It is unlawful for government to act contrary to the Bill of Rights’ principles. If it is alleged that government has acted unlawfully, complainants can bring cases to local courts.
- All local laws must be in line with the Bill of Rights. If a law breaches local human rights principles, the court can declare that it is not in line with the Bill of Rights and refer it back to the Legislative Assembly. This gives the Legislative Assembly an opportunity to amend the law, to make sure it complies with the Bill of Rights.
- When making human rights judgments, the Cayman Island’s courts must consider European Court case law. However, local courts are also required to interpret some rights using the principle of "margin of appreciation," which means that a government may lawfully infringe human rights if it is justified, and serves a legitimate public purpose.

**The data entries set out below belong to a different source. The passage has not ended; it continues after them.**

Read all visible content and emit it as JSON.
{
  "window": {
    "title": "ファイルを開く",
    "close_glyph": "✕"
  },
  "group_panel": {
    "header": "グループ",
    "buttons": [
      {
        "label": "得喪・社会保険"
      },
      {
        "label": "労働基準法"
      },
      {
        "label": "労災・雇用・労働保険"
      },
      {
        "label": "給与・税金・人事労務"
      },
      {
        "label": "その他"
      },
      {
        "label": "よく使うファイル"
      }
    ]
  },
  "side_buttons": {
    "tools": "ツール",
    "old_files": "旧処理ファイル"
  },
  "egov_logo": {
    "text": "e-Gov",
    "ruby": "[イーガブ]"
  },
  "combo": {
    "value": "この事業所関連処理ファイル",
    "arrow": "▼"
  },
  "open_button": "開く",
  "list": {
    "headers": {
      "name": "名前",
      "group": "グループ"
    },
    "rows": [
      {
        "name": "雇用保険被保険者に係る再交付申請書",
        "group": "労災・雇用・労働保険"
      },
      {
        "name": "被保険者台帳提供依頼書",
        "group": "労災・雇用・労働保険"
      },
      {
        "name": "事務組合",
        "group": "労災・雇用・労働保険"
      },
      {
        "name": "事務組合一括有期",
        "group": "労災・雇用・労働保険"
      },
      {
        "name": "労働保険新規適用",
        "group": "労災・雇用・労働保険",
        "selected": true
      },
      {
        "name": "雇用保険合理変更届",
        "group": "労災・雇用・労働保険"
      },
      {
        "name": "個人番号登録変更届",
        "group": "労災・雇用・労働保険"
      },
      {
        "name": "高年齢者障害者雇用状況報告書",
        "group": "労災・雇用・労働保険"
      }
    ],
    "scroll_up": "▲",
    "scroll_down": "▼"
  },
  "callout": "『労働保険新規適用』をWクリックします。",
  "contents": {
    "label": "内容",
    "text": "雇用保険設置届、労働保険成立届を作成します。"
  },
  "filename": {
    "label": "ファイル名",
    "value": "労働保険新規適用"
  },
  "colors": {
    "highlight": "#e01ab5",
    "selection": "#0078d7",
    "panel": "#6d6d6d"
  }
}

- When sponsoring a new bill, Ministers must ensure that it upholds the Bill of Rights.
Last Updated: 2010-08-16